Realize that your client has many things going on in their life that could affect coaching sessions. And realize that you too bring baggage to the table.

#4 Think through your next step

There are a few different things you can do when energy is awry with coaching clients, including doing nothing, saying nothing. With some of my clients time is the healer. We get to know each other, recognize and respect our diversity and find common ground without any kind of intervention. It’s just a matter of learning each other’s ways and making micro adjustments.

But sometimes intervention is needed.

Could it be very light? For example with one client I realized I wasn’t receiving feedback and she wasn’t celebrating her wins. There was a sense of dampened experience so I simply encouraged her to celebrate her wins and share her feelings. Soon, feelings of all sorts rolled out and the logjam was broken. She was real with me and took excellent care of herself. The energy shifted beautifully.

It’s important to remember that your clients are highly intelligent. Each individual is differently skilled. You and they may be compatible through difference rather than similarity.

It could be that a more earnest discussion may be needed. Invite your client to a conversation outside of session. Be direct while also owning your part. It’s not easy but you can do it. It might sound something like this …

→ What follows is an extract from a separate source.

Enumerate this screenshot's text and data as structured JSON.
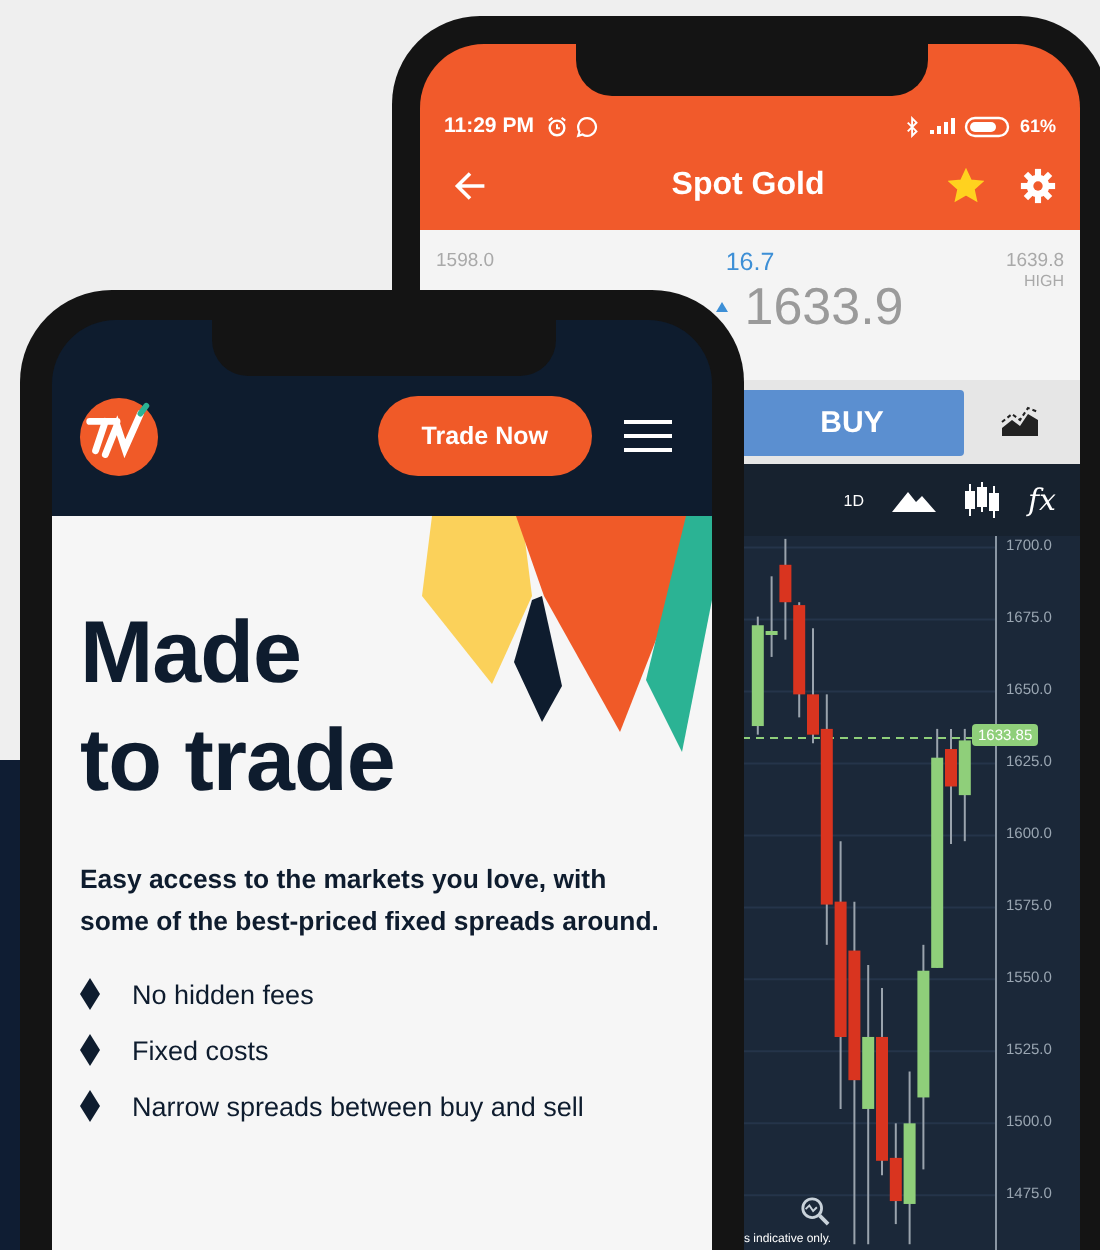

“I’ve noticed this and also noticed it’s affecting me this way. I’m wondering if you’ve noticed anything and if it’s affecting you too? That will get the discussion going. You may be amazed at what comes out.

Encourage honesty. Share your truth without blame. If it feels possible, work towards specific agreements and encourage creative options.

For example, an option would be to take a short hiatus in the work for an agreed amount of time and both consider if the relationship and program is a good fit. If you come back together, make sure new agreements are in place that allow for honest feedback and healthy interaction.

If you decide to end the professional relationship, negotiate a partial refund.

I know this sounds very hard to do. But, as with all relationships, allowing dysfunction to go unspoken only causes more heartache.

I choose to believe that difficulties with clients are a wake up call for me. I clearly needed a nudge for some reason. Most often it’s about giving my power away. That may sound funny but when we give our power away it causes all sorts of upsets.

I’m not talking about power in the sense of lording it over someone but rather personal power in the sense of maintaining self-respect, integrity and self-love. A big life lesson for me is learning to stand fully in my power rather than second guessing my intuition or letting my desire to help others become a power leak.

I believe I’m not alone in this life lesson. Coaches are heart-full helpers and often over givers. I hope this helps you in some way with your clients. We are all creative, resourceful and whole even within a challenging relationship situation.